Next, under the Video drop down menu, there is an option for Color Depth.  You should select 16 bit RGB (5,5,5) or 32 bit RGB (8,8,8 dummy alpha channel), depending on the amount of color your video has.  For NES and SNES games and systems of similar vintage, 16-bit RGB is fine.  Then,  under the Video drop down menu, click on the Compression option.  Select Zipped Motion Block Video 0.1 (that is what ZMBV stands for).  This is the DOSBox compression codec, and it will produce great results.

Finally, go to the File drop down menu, click on Save to AVI.  Type in the name of the resulting AVI file and watch VirtuaDub do its thing.  When the Progress bar is totally green, you will have your HD file.  All you need to do is to upload it to Youtube and tell people to watch it in HD.  Of course, if you want to edit it, add audio commentary or whatever, feel free to do so, but this method will allow you to display 60fps video of retro consoles without difficulty.  It also works with most computer emulators such as DOSBox.  The CGA, EGA, Tandy and PCjr. machine types output 60fps using DOSBox's movie capture function.  The vgaonly and SVGA, on the other hand, outputs to 70fps in most modes, which Youtube does not support.  You should use one of the earlier machine types for any non-VGA mode so you only really need to worry about games using the 320x200x256, 640x480x2 and Mode X modes.  VGA 640x480 runs at 60fps as may SVGA modes unless they allow you to set the refresh rate.

Those videos with output by DOSBox in 70fps will have to be converted to 60fps, which will not affect most games because they only put out as many frames of animation as they need.  For games using any 320x200 modes, you should resize it to 1600x1200 to obtain the correct 4:3 aspect ratio.  Even though a VGA upload will not be perfect, the results are still very good, as you can see here :

Additionally, the Hercules machine type and all PAL console emulators output 50fps.  Fortunately, Youtube supports 50fps as well as 60fps, as you can see here :

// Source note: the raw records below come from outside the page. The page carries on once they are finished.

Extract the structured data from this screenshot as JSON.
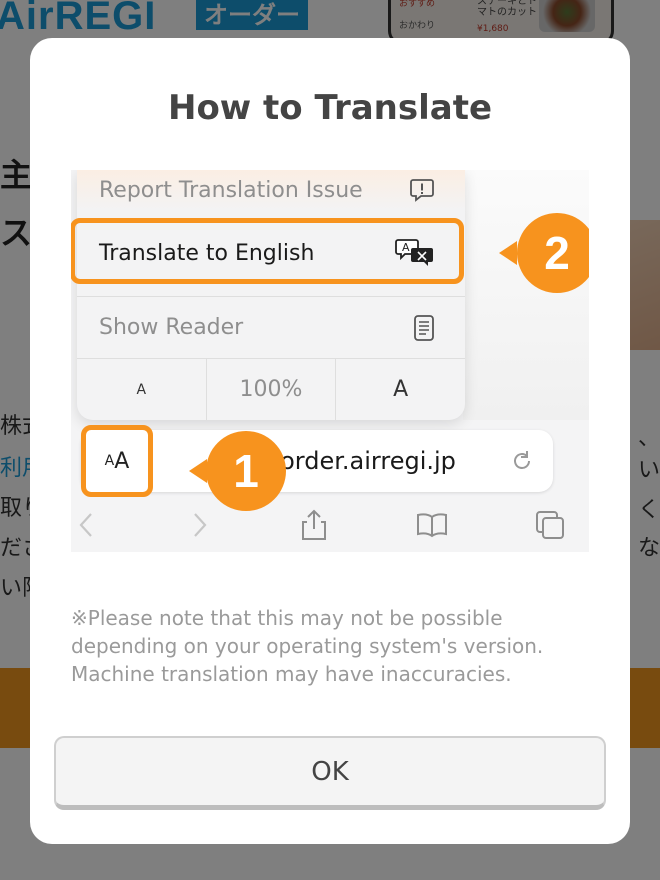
{
  "background": {
    "logo_text": "AirREGI",
    "logo_badge": "オーダー",
    "phone_menu_item": "ステーキとトマトのカット",
    "phone_price": "¥1,680",
    "phone_tab1": "おすすめ",
    "phone_tab2": "おかわり",
    "left_glyphs": [
      "主",
      "ス"
    ],
    "left_lines": [
      "株式",
      "利用",
      "取り",
      "ださ",
      "い限"
    ],
    "right_glyphs": [
      "、",
      "い",
      "く",
      "な"
    ]
  },
  "modal": {
    "title": "How to Translate",
    "illustration": {
      "menu": {
        "report_label": "Report Translation Issue",
        "translate_label": "Translate to English",
        "reader_label": "Show Reader",
        "size_small": "A",
        "size_percent": "100%",
        "size_large": "A"
      },
      "address_bar": {
        "aa_small": "A",
        "aa_large": "A",
        "url": "bo.order.airregi.jp"
      },
      "badges": [
        "1",
        "2"
      ]
    },
    "note_lines": [
      "※Please note that this may not be possible",
      "depending on your operating system's version.",
      "Machine translation may have inaccuracies."
    ],
    "ok_label": "OK"
  },
  "colors": {
    "accent": "#f7931e",
    "brand": "#1a9bd7",
    "overlay": "rgba(0,0,0,0.5)"
  },
  "icons": [
    "exclamation-bubble-icon",
    "translate-icon",
    "reader-icon",
    "reload-icon",
    "back-icon",
    "forward-icon",
    "share-icon",
    "bookmarks-icon",
    "tabs-icon"
  ]
}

While Youtube may not be the perfect video uploading service for retrogaming videos, with support for 50fps and 60fps, although requiring HD, it has come a long way to remedy one of the worst video quality problems for retrogame footage.  While I believe Dailymotion may also support high frame rate videos, few other video sharing sites do, and Youtube is the one that earns the most traffic.  I would hope that the site would eventually add support for low resolution videos (which would allow for smaller files and save bandwidth), but today with simple conversion tools, viewers need no longer suffer from jerky motion, unnatural movement and disappearing sprites.

1 comment:

  1. Excellent advice, but don't ever use 16-bit. No matter the number of individual colors used in the video, 16-bit will quantize them. Always use 24-bit or higher.